[Web page and app entries]
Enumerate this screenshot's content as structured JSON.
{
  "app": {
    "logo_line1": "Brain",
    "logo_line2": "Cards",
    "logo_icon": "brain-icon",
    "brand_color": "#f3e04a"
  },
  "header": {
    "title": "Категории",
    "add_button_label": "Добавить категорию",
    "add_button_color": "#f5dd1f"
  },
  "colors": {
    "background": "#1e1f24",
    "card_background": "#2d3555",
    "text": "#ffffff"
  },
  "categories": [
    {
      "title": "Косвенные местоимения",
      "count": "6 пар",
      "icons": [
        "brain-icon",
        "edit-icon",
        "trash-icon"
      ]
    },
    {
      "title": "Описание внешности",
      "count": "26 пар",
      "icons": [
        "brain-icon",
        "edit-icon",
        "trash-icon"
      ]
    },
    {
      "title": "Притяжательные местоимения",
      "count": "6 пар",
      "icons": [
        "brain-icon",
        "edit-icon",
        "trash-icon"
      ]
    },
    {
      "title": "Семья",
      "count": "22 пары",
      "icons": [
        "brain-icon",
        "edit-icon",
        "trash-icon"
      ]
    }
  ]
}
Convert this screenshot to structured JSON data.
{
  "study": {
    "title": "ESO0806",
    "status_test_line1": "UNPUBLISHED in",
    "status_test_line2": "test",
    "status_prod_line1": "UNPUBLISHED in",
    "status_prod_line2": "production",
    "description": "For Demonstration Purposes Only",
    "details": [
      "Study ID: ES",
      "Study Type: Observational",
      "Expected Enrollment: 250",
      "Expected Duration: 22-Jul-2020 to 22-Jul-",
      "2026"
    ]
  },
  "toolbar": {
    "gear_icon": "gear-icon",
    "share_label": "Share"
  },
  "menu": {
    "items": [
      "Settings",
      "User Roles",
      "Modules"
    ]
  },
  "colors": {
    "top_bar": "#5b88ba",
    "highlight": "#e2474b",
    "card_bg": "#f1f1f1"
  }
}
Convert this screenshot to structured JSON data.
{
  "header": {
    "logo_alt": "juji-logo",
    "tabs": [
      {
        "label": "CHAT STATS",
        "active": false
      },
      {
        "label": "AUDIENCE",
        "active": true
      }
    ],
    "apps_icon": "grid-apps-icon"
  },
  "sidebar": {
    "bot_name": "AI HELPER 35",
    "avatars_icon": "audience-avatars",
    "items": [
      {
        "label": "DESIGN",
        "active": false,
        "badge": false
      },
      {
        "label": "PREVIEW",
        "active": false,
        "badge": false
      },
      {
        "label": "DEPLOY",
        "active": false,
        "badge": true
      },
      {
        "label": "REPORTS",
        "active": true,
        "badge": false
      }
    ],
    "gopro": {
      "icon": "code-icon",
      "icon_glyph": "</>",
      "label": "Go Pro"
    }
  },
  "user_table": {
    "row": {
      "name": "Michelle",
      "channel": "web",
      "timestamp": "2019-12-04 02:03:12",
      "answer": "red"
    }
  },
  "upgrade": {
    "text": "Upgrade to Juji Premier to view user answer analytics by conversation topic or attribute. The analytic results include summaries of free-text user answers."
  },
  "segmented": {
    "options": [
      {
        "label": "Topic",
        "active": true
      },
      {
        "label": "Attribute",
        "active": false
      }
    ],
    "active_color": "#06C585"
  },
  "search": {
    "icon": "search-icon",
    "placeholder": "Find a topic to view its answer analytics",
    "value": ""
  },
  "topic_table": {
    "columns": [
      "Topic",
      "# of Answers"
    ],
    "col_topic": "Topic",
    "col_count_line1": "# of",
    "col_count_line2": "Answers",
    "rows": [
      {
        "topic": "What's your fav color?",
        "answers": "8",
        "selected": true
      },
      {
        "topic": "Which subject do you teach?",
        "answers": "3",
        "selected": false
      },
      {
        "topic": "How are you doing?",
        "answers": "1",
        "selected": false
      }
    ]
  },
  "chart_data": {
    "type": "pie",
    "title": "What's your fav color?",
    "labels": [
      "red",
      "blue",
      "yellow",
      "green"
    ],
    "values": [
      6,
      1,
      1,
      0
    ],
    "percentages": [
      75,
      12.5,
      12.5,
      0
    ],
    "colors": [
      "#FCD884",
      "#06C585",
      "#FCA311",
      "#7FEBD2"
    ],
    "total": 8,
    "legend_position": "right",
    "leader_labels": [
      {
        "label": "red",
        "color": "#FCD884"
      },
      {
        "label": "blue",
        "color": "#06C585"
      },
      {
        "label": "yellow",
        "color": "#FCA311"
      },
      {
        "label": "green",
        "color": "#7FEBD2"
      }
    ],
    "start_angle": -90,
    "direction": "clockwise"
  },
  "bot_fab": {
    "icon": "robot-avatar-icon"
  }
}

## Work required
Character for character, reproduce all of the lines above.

## Written reply
Enumerate this screenshot's content as structured JSON.
{
  "app": {
    "logo_line1": "Brain",
    "logo_line2": "Cards",
    "logo_icon": "brain-icon",
    "brand_color": "#f3e04a"
  },
  "header": {
    "title": "Категории",
    "add_button_label": "Добавить категорию",
    "add_button_color": "#f5dd1f"
  },
  "colors": {
    "background": "#1e1f24",
    "card_background": "#2d3555",
    "text": "#ffffff"
  },
  "categories": [
    {
      "title": "Косвенные местоимения",
      "count": "6 пар",
      "icons": [
        "brain-icon",
        "edit-icon",
        "trash-icon"
      ]
    },
    {
      "title": "Описание внешности",
      "count": "26 пар",
      "icons": [
        "brain-icon",
        "edit-icon",
        "trash-icon"
      ]
    },
    {
      "title": "Притяжательные местоимения",
      "count": "6 пар",
      "icons": [
        "brain-icon",
        "edit-icon",
        "trash-icon"
      ]
    },
    {
      "title": "Семья",
      "count": "22 пары",
      "icons": [
        "brain-icon",
        "edit-icon",
        "trash-icon"
      ]
    }
  ]
}
Convert this screenshot to structured JSON data.
{
  "study": {
    "title": "ESO0806",
    "status_test_line1": "UNPUBLISHED in",
    "status_test_line2": "test",
    "status_prod_line1": "UNPUBLISHED in",
    "status_prod_line2": "production",
    "description": "For Demonstration Purposes Only",
    "details": [
      "Study ID: ES",
      "Study Type: Observational",
      "Expected Enrollment: 250",
      "Expected Duration: 22-Jul-2020 to 22-Jul-",
      "2026"
    ]
  },
  "toolbar": {
    "gear_icon": "gear-icon",
    "share_label": "Share"
  },
  "menu": {
    "items": [
      "Settings",
      "User Roles",
      "Modules"
    ]
  },
  "colors": {
    "top_bar": "#5b88ba",
    "highlight": "#e2474b",
    "card_bg": "#f1f1f1"
  }
}
Convert this screenshot to structured JSON data.
{
  "header": {
    "logo_alt": "juji-logo",
    "tabs": [
      {
        "label": "CHAT STATS",
        "active": false
      },
      {
        "label": "AUDIENCE",
        "active": true
      }
    ],
    "apps_icon": "grid-apps-icon"
  },
  "sidebar": {
    "bot_name": "AI HELPER 35",
    "avatars_icon": "audience-avatars",
    "items": [
      {
        "label": "DESIGN",
        "active": false,
        "badge": false
      },
      {
        "label": "PREVIEW",
        "active": false,
        "badge": false
      },
      {
        "label": "DEPLOY",
        "active": false,
        "badge": true
      },
      {
        "label": "REPORTS",
        "active": true,
        "badge": false
      }
    ],
    "gopro": {
      "icon": "code-icon",
      "icon_glyph": "</>",
      "label": "Go Pro"
    }
  },
  "user_table": {
    "row": {
      "name": "Michelle",
      "channel": "web",
      "timestamp": "2019-12-04 02:03:12",
      "answer": "red"
    }
  },
  "upgrade": {
    "text": "Upgrade to Juji Premier to view user answer analytics by conversation topic or attribute. The analytic results include summaries of free-text user answers."
  },
  "segmented": {
    "options": [
      {
        "label": "Topic",
        "active": true
      },
      {
        "label": "Attribute",
        "active": false
      }
    ],
    "active_color": "#06C585"
  },
  "search": {
    "icon": "search-icon",
    "placeholder": "Find a topic to view its answer analytics",
    "value": ""
  },
  "topic_table": {
    "columns": [
      "Topic",
      "# of Answers"
    ],
    "col_topic": "Topic",
    "col_count_line1": "# of",
    "col_count_line2": "Answers",
    "rows": [
      {
        "topic": "What's your fav color?",
        "answers": "8",
        "selected": true
      },
      {
        "topic": "Which subject do you teach?",
        "answers": "3",
        "selected": false
      },
      {
        "topic": "How are you doing?",
        "answers": "1",
        "selected": false
      }
    ]
  },
  "chart_data": {
    "type": "pie",
    "title": "What's your fav color?",
    "labels": [
      "red",
      "blue",
      "yellow",
      "green"
    ],
    "values": [
      6,
      1,
      1,
      0
    ],
    "percentages": [
      75,
      12.5,
      12.5,
      0
    ],
    "colors": [
      "#FCD884",
      "#06C585",
      "#FCA311",
      "#7FEBD2"
    ],
    "total": 8,
    "legend_position": "right",
    "leader_labels": [
      {
        "label": "red",
        "color": "#FCD884"
      },
      {
        "label": "blue",
        "color": "#06C585"
      },
      {
        "label": "yellow",
        "color": "#FCA311"
      },
      {
        "label": "green",
        "color": "#7FEBD2"
      }
    ],
    "start_angle": -90,
    "direction": "clockwise"
  },
  "bot_fab": {
    "icon": "robot-avatar-icon"
  }
}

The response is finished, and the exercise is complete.